Recently the BC Government allotted $20-million in the 2005/06 budget as an answer to the “Filmon Firestorm 2003 Provincial Review”. Most of that money will go to hiring new government fire fighting crews and equipment.
American wildfire fighters have undergone a major scrutiny after suffering numerous catastrophic fires in the last decade. Many of them now think the remedy may no longer lie in increasing wildfire suppression capacity but in decreasing the forest’s ability to create unnaturally intense wildfires.
Jerry Williams’ Speech:
“I am humbled to share the podium today with Major General Duncan Lewis and Dr. Fiona Wood. I feel privileged to be in the company of such remarkable individuals.

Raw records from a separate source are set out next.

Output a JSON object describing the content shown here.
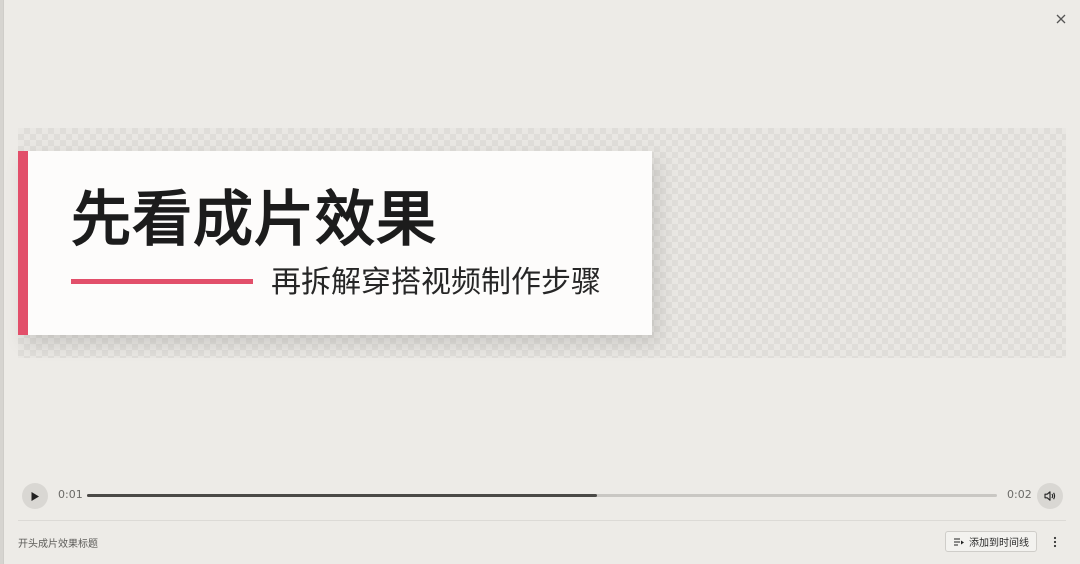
{
  "preview": {
    "main_title": "先看成片效果",
    "subtitle": "再拆解穿搭视频制作步骤"
  },
  "player": {
    "current_time": "0:01",
    "total_time": "0:02",
    "progress": 0.56
  },
  "footer": {
    "clip_name": "开头成片效果标题",
    "add_to_timeline_label": "添加到时间线"
  },
  "icons": {
    "close": "close-icon",
    "play": "play-icon",
    "volume": "volume-icon",
    "add_timeline": "add-to-timeline-icon",
    "more": "more-vertical-icon"
  },
  "colors": {
    "accent": "#e24f6a",
    "background": "#edebe7",
    "track": "#c9c7c3",
    "track_fill": "#4a4946"
  }
}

As a fireman, I am especially humbled to participate in your conference because the American public has come to know Australian and New Zealand firefighters as good friends, willing to help in a time of need. We in the Fire Services believe you to be among the most progressive and most innovative wildland fire managers in the world. I want to thank you, especially, for the study tours, the exchanges, and the firefighting support that you have provided. These experiences have helped build fire professionalism in my country’s ranks.
Before I get started, I also want to thank Rick and Mandy Sneeuwjagt for their generous hospitality and kindness in hosting me on this trip. On my last visit to Australia and New Zealand, as a member of the 1999 Study Tour, several of us found ourselves bouncing along in the back seat of a bus one day when we began talking about the future of wildland fire management. We concluded that, while we’ve come a long ways in ‘operationalizing’ the physical sciences of fire we’ve got a long ways to go with the social and political sciences of fire.
At precisely the time when wildfire potential has never been greater, social expectations for protection have never been higher and political tolerance for failure has never been lower. It’s not the physical science of fire that limits our progress as much as it is our lack of understanding the social and political perspectives that surround wildland fire management. It’s been 5 years, now, since Gary Morgan, Buck Latapie, Murray Dudfield, Rick Gale, and I had that talk. The exchange was important because it got us thinking outside the discipline we know and challenged us with those we don’t.”
Click the ‘speech.doc’ link above to read the entire speech:-
“Reconciling Friction in Policy”
by Jerry Williams
Director, Fire & Aviation Management
United States Forest Service.